Initially when I started studying computer security, I was unaware of the broad scope of the subject. One area that I’ve been particularly interested in as a career is reverse engineering. So what exactly is reverse engineering? Looking at an exact definition it’s the reproduction of another manufacturer’s product following detailed examination of its construction on composition. This holds true for computer programs too, in fact the product in our case is software. This can be useful in the computing security world to understand how systems work and analyze malware.
Programs written in any high level language like C++ or Java are compiled to be turned into executables. However, an intermediary step in this process is linking high level code to assembly language code. Assembly is a low level language that is rarely programmed in today, but it’s the fundamental code that is understood by a computer’s processor. For a reverse engineer, knowing assembly code is crucial in understanding how an executable works.

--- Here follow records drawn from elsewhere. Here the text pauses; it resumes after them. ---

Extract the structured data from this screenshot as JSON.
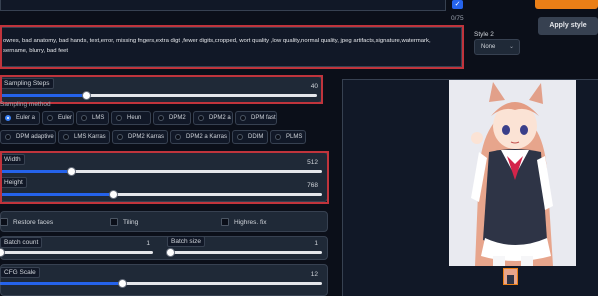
{
  "prompt_counter": "0/75",
  "apply_style_label": "Apply style",
  "style2": {
    "label": "Style 2",
    "value": "None"
  },
  "negative_prompt": {
    "line1": "owres, bad anatomy, bad hands, text,error, missing fngers,extra digt ,fewer digits,cropped, wort quality ,low quality,normal quality, jpeg artifacts,signature,watermark,",
    "line2": "sername, blurry, bad feet"
  },
  "sampling_steps": {
    "label": "Sampling Steps",
    "value": "40",
    "fraction": 0.27
  },
  "sampling_method": {
    "label": "Sampling method",
    "row1": [
      "Euler a",
      "Euler",
      "LMS",
      "Heun",
      "DPM2",
      "DPM2 a",
      "DPM fast"
    ],
    "row2": [
      "DPM adaptive",
      "LMS Karras",
      "DPM2 Karras",
      "DPM2 a Karras",
      "DDIM",
      "PLMS"
    ],
    "selected": "Euler a"
  },
  "width": {
    "label": "Width",
    "value": "512",
    "fraction": 0.22
  },
  "height": {
    "label": "Height",
    "value": "768",
    "fraction": 0.35
  },
  "checkboxes": {
    "restore_faces": "Restore faces",
    "tiling": "Tiling",
    "highres_fix": "Highres. fix"
  },
  "batch_count": {
    "label": "Batch count",
    "value": "1",
    "fraction": 0.0
  },
  "batch_size": {
    "label": "Batch size",
    "value": "1",
    "fraction": 0.0
  },
  "cfg_scale": {
    "label": "CFG Scale",
    "value": "12",
    "fraction": 0.38
  },
  "colors": {
    "accent": "#2563eb",
    "apply_style": "#ea7f17",
    "highlight": "#c0343c",
    "background": "#0b0f19",
    "panel": "#1f2937"
  }
}
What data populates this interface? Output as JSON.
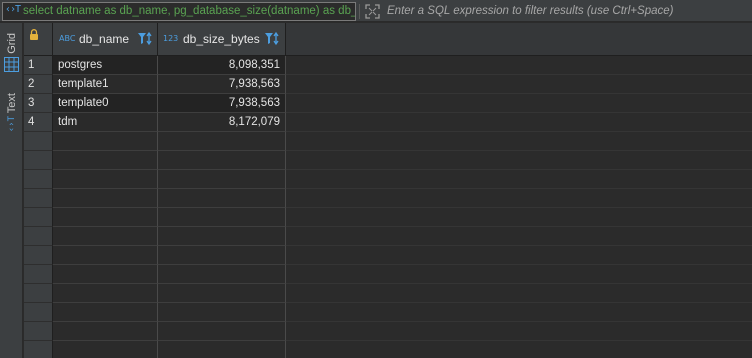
{
  "filter_bar": {
    "query_icon": "sql-text-icon",
    "query_text": "select datname as db_name, pg_database_size(datname) as db_size_bytes from pg_database",
    "expand_icon": "expand-icon",
    "filter_placeholder": "Enter a SQL expression to filter results (use Ctrl+Space)",
    "filter_value": ""
  },
  "side_panel": {
    "tabs": [
      {
        "label": "Grid",
        "icon": "grid-icon",
        "active": true
      },
      {
        "label": "Text",
        "icon": "text-icon",
        "active": false
      }
    ]
  },
  "grid": {
    "columns": [
      {
        "type_badge": "ABC",
        "name": "db_name",
        "icon": "filter-sort-icon"
      },
      {
        "type_badge": "123",
        "name": "db_size_bytes",
        "icon": "filter-sort-icon"
      }
    ],
    "rows": [
      {
        "num": "1",
        "db_name": "postgres",
        "db_size_bytes": "8,098,351"
      },
      {
        "num": "2",
        "db_name": "template1",
        "db_size_bytes": "7,938,563"
      },
      {
        "num": "3",
        "db_name": "template0",
        "db_size_bytes": "7,938,563"
      },
      {
        "num": "4",
        "db_name": "tdm",
        "db_size_bytes": "8,172,079"
      }
    ],
    "empty_row_count": 12
  },
  "colors": {
    "background": "#2b2b2b",
    "panel": "#3c3f41",
    "accent_blue": "#4c9ee0",
    "query_green": "#5aa352"
  }
}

If you do not possess the original source code dissembling the executable to assembly language is possible, analysis on the assembly code can continue from there. Compiled code is normally incompressible to a normal programmer, but using this process a reverse engineer can dissemble a program analyze its assembly code and can see how it works from there. There are many resources such as radare2, gdb, and binary ninja that dissemble and help you understand executable code. I am particularly interested in this area because I like low level programming and understanding how computers work.

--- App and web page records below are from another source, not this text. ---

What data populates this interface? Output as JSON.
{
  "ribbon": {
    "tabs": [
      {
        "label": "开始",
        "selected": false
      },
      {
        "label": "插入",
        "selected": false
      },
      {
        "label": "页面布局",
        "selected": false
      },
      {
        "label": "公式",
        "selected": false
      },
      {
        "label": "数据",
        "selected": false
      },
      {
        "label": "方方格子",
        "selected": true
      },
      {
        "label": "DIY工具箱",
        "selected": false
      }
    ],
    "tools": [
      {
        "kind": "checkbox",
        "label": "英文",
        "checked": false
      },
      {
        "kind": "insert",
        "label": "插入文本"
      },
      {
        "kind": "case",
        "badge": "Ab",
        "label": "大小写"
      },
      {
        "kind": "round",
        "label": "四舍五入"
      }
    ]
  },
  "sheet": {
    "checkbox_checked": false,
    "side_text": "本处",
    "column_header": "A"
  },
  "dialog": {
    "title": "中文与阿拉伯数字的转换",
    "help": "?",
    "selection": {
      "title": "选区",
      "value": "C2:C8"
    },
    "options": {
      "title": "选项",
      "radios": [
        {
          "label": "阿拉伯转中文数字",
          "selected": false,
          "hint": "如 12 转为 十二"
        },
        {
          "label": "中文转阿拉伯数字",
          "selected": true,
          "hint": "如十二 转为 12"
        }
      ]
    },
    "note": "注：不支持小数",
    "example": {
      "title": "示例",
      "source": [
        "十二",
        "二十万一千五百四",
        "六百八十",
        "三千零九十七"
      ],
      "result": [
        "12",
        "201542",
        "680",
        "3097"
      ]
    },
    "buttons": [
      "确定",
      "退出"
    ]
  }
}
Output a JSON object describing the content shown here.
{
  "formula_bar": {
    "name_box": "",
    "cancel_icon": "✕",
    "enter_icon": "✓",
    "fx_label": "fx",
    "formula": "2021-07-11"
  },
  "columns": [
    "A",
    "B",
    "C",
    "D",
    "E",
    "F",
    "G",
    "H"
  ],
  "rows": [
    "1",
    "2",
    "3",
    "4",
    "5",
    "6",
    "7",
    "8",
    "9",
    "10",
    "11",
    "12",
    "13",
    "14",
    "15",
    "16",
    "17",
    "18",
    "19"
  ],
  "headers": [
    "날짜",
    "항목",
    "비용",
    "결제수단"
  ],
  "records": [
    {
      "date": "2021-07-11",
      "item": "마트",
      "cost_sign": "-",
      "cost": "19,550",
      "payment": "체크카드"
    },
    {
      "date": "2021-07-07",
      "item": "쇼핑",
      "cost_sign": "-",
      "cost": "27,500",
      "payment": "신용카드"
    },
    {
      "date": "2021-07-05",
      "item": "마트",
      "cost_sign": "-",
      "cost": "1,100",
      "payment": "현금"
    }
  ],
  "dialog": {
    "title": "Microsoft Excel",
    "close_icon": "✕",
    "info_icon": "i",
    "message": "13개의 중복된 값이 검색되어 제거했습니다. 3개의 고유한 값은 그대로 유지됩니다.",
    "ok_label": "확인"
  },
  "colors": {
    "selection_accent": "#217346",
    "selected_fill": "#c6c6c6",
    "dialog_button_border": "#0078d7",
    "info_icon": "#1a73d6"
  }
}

This knowledge is practical in all forms of the tech industry. Security engineers need to understand the main components to computers to understand malware running on them. With more complicated exploitation techniques becoming more available the need for reverse engineering becomes more important. Although there are many parts to the field of computing security I’ve enjoyed this area especially just because I’ve found it incredibly interesting. Even if I do not pursue reverse engineering as a career it is still extremely important in all careers involving security and computing.